Tom Reiss’s The Black Count: Glory, Revolution, Betrayal, and the Real Count of Monte Cristo is the book to fill that Game of Thrones void in your life. It's filled with enough Herculean warriors, rogue priests, cowardly kings, royal hostages, exotic locales and shocking reversals of fortune to make George Martin jealous. And just like Martin's series, the good guys most definitely do not always win.
The book follows the life of Alex Dumas; born to a slave and a slumming noble father, he came of age during the French Revolution, and played crucial roles in Napoleon's conquest of Italy and Egypt, only to find himself imprisoned and largely forgotten in a fortress prison. He lived long enough to father Alexandre Dumas, who eventually drew upon his father's and grandfather's lives to write The Count of Monte Cristo and The Three Musketeers.
What do I mean when I say it's like Game of Thrones? Well, the horrors the French inflicted on each other during the Revolution seem like something cooked up by the Freys and Boltons:
In Nantes the army saved costly lead musket balls and time by organizing mass drownings. As Thomas Carlyle described it, "Women and men are tied together, feet and feet, hands and hands; and flung in: this they call Mariage Republicain, Republican Marriage." The Army of the West carried out most of its mass drownings using specially constructed barges that they floated into the middle of the Loire, loaded with approximately 130 victims each, and scuttled by opening special trapdoors designed for the purpose.
Napoleon outclasses Stannis in deceit and ambition when it comes to taking impenetrable fortresses:
Since the Middle Ages, the Knights had been based in Malta, which they turned into the most impregnable fortress island in Europe. Would-be holy Knights showed up from everywhere, hoping to win fame and glory for God by fighting Islam in a sunny climate. But the island was also a refuge for adventurous scoundrels of every variety, such as the Italian Renaissance painter Caravaggio, who, after committing murder, fled to Malta in 1607 and was made a knight in return for painting his masterpiece The Beheading of Saint John the Baptist. (According to some sources, Sir Caravaggio then got into another violent altercation, with a fellow knight, and left Malta in disgrace.)

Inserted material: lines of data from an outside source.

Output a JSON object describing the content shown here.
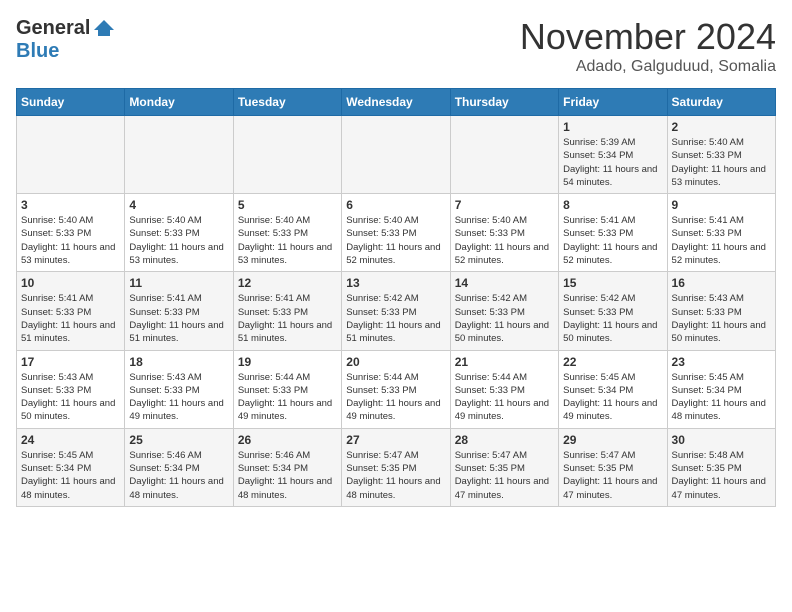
{
  "header": {
    "logo": {
      "general": "General",
      "blue": "Blue"
    },
    "title": "November 2024",
    "location": "Adado, Galguduud, Somalia"
  },
  "calendar": {
    "days_of_week": [
      "Sunday",
      "Monday",
      "Tuesday",
      "Wednesday",
      "Thursday",
      "Friday",
      "Saturday"
    ],
    "weeks": [
      [
        {
          "date": "",
          "sunrise": "",
          "sunset": "",
          "daylight": ""
        },
        {
          "date": "",
          "sunrise": "",
          "sunset": "",
          "daylight": ""
        },
        {
          "date": "",
          "sunrise": "",
          "sunset": "",
          "daylight": ""
        },
        {
          "date": "",
          "sunrise": "",
          "sunset": "",
          "daylight": ""
        },
        {
          "date": "",
          "sunrise": "",
          "sunset": "",
          "daylight": ""
        },
        {
          "date": "1",
          "sunrise": "Sunrise: 5:39 AM",
          "sunset": "Sunset: 5:34 PM",
          "daylight": "Daylight: 11 hours and 54 minutes."
        },
        {
          "date": "2",
          "sunrise": "Sunrise: 5:40 AM",
          "sunset": "Sunset: 5:33 PM",
          "daylight": "Daylight: 11 hours and 53 minutes."
        }
      ],
      [
        {
          "date": "3",
          "sunrise": "Sunrise: 5:40 AM",
          "sunset": "Sunset: 5:33 PM",
          "daylight": "Daylight: 11 hours and 53 minutes."
        },
        {
          "date": "4",
          "sunrise": "Sunrise: 5:40 AM",
          "sunset": "Sunset: 5:33 PM",
          "daylight": "Daylight: 11 hours and 53 minutes."
        },
        {
          "date": "5",
          "sunrise": "Sunrise: 5:40 AM",
          "sunset": "Sunset: 5:33 PM",
          "daylight": "Daylight: 11 hours and 53 minutes."
        },
        {
          "date": "6",
          "sunrise": "Sunrise: 5:40 AM",
          "sunset": "Sunset: 5:33 PM",
          "daylight": "Daylight: 11 hours and 52 minutes."
        },
        {
          "date": "7",
          "sunrise": "Sunrise: 5:40 AM",
          "sunset": "Sunset: 5:33 PM",
          "daylight": "Daylight: 11 hours and 52 minutes."
        },
        {
          "date": "8",
          "sunrise": "Sunrise: 5:41 AM",
          "sunset": "Sunset: 5:33 PM",
          "daylight": "Daylight: 11 hours and 52 minutes."
        },
        {
          "date": "9",
          "sunrise": "Sunrise: 5:41 AM",
          "sunset": "Sunset: 5:33 PM",
          "daylight": "Daylight: 11 hours and 52 minutes."
        }
      ],
      [
        {
          "date": "10",
          "sunrise": "Sunrise: 5:41 AM",
          "sunset": "Sunset: 5:33 PM",
          "daylight": "Daylight: 11 hours and 51 minutes."
        },
        {
          "date": "11",
          "sunrise": "Sunrise: 5:41 AM",
          "sunset": "Sunset: 5:33 PM",
          "daylight": "Daylight: 11 hours and 51 minutes."
        },
        {
          "date": "12",
          "sunrise": "Sunrise: 5:41 AM",
          "sunset": "Sunset: 5:33 PM",
          "daylight": "Daylight: 11 hours and 51 minutes."
        },
        {
          "date": "13",
          "sunrise": "Sunrise: 5:42 AM",
          "sunset": "Sunset: 5:33 PM",
          "daylight": "Daylight: 11 hours and 51 minutes."
        },
        {
          "date": "14",
          "sunrise": "Sunrise: 5:42 AM",
          "sunset": "Sunset: 5:33 PM",
          "daylight": "Daylight: 11 hours and 50 minutes."
        },
        {
          "date": "15",
          "sunrise": "Sunrise: 5:42 AM",
          "sunset": "Sunset: 5:33 PM",
          "daylight": "Daylight: 11 hours and 50 minutes."
        },
        {
          "date": "16",
          "sunrise": "Sunrise: 5:43 AM",
          "sunset": "Sunset: 5:33 PM",
          "daylight": "Daylight: 11 hours and 50 minutes."
        }
      ],
      [
        {
          "date": "17",
          "sunrise": "Sunrise: 5:43 AM",
          "sunset": "Sunset: 5:33 PM",
          "daylight": "Daylight: 11 hours and 50 minutes."
        },
        {
          "date": "18",
          "sunrise": "Sunrise: 5:43 AM",
          "sunset": "Sunset: 5:33 PM",
          "daylight": "Daylight: 11 hours and 49 minutes."
        },
        {
          "date": "19",
          "sunrise": "Sunrise: 5:44 AM",
          "sunset": "Sunset: 5:33 PM",
          "daylight": "Daylight: 11 hours and 49 minutes."
        },
        {
          "date": "20",
          "sunrise": "Sunrise: 5:44 AM",
          "sunset": "Sunset: 5:33 PM",
          "daylight": "Daylight: 11 hours and 49 minutes."
        },
        {
          "date": "21",
          "sunrise": "Sunrise: 5:44 AM",
          "sunset": "Sunset: 5:33 PM",
          "daylight": "Daylight: 11 hours and 49 minutes."
        },
        {
          "date": "22",
          "sunrise": "Sunrise: 5:45 AM",
          "sunset": "Sunset: 5:34 PM",
          "daylight": "Daylight: 11 hours and 49 minutes."
        },
        {
          "date": "23",
          "sunrise": "Sunrise: 5:45 AM",
          "sunset": "Sunset: 5:34 PM",
          "daylight": "Daylight: 11 hours and 48 minutes."
        }
      ],
      [
        {
          "date": "24",
          "sunrise": "Sunrise: 5:45 AM",
          "sunset": "Sunset: 5:34 PM",
          "daylight": "Daylight: 11 hours and 48 minutes."
        },
        {
          "date": "25",
          "sunrise": "Sunrise: 5:46 AM",
          "sunset": "Sunset: 5:34 PM",
          "daylight": "Daylight: 11 hours and 48 minutes."
        },
        {
          "date": "26",
          "sunrise": "Sunrise: 5:46 AM",
          "sunset": "Sunset: 5:34 PM",
          "daylight": "Daylight: 11 hours and 48 minutes."
        },
        {
          "date": "27",
          "sunrise": "Sunrise: 5:47 AM",
          "sunset": "Sunset: 5:35 PM",
          "daylight": "Daylight: 11 hours and 48 minutes."
        },
        {
          "date": "28",
          "sunrise": "Sunrise: 5:47 AM",
          "sunset": "Sunset: 5:35 PM",
          "daylight": "Daylight: 11 hours and 47 minutes."
        },
        {
          "date": "29",
          "sunrise": "Sunrise: 5:47 AM",
          "sunset": "Sunset: 5:35 PM",
          "daylight": "Daylight: 11 hours and 47 minutes."
        },
        {
          "date": "30",
          "sunrise": "Sunrise: 5:48 AM",
          "sunset": "Sunset: 5:35 PM",
          "daylight": "Daylight: 11 hours and 47 minutes."
        }
      ]
    ]
  }
}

In spite of the order's vows, including chastity, Malta also became renowned for the beauty and laxity of its prostitutes, with the best ones going to the Knights and their guests. And fighting the infidel on the high seas, they took in so many galley slaves and so much booty that they began to seem like a Christian version of the Barbary pirates. The pope heard of the Knights' lax morals and sent an inquisitor to the island in 1574; he set up shop in a mansion in the shopping district.
And I wasn’t sure if I was reading about Egyptian history, or Daenerys and Slaver’s Bay:
the message Napoleon now imparted, that the French would be liberating Egypt from the tyrannical Mamelukes, a caste of hereditary foreign warriors who were originally slave-soldiers serving the local Egyptians. (Like other "slaves" of the high Middle Ages, the Mamelukes were white, and to this day some of the elite families of Egypt have the pale skin and blue eyes indicative of that ancestry.) The fearsome slave-soldiers had been imported by Egypt's rulers in the thirteenth century from the lands around the Black Sea and the Caucasas Mountains to enhance their power. But the Mamelukes had then overcome their masters and seized control, until forced in turn by conquering Ottoman armies a few hundred years later to share power in a kind of uneasy partnership.
The Black Count is the cure for Game of Thrones withdrawal. Currently 40% off at Amazon.